The eldest brother felt of his belt, grasped the little girl’s hand, and hurried out of a side door with the half-breed.  A soldier had carried away the lamp to use it as a brand, and no one saw them leave the darkened room.  Once in the stable, the work of getting the horses ready took but a few moments.  Then the eldest brother and the little girl mounted and rode at a walk toward the barracks, with Eagle Eye on foot beside them and the dogs trotting after.

When they were so far that their horses’ hoof-beats could not be heard by the crowd, they gave the half-breed a silent, grateful shake of the hand and galloped rapidly toward home.  Not until the post was a mile behind did they halt at the top of a ridge to look back.

Volleys of shots and shouting were borne to their ears by the early morning breeze, for the crowd was celebrating the progress of a swiftly mounting blaze.  Soon the eldest brother and the little girl could see the men running excitedly about, and caught the smell of kindling lumber.  In a few moments the post sprang into sight as the hotel became a mass of flame.

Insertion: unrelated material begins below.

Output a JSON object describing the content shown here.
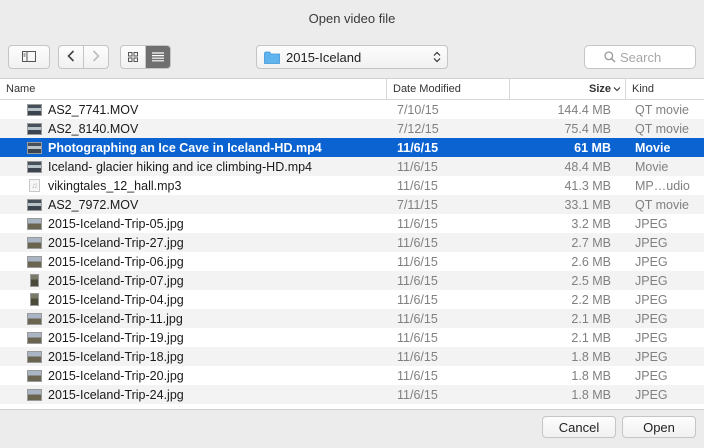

The mob as it moved about the rim of the burning pile, looked like wooden men pulled by wires.  There were fewer shots now and little shouting.  The conflagration seemed to glut the horde.  The eldest brother and the little girl dared pause no longer, but cantered on.  When they looked around for the last time, the fire had died down, and its thin smoke was carrying up a myriad sparks, to die out in the dome of the slowly brightening sky.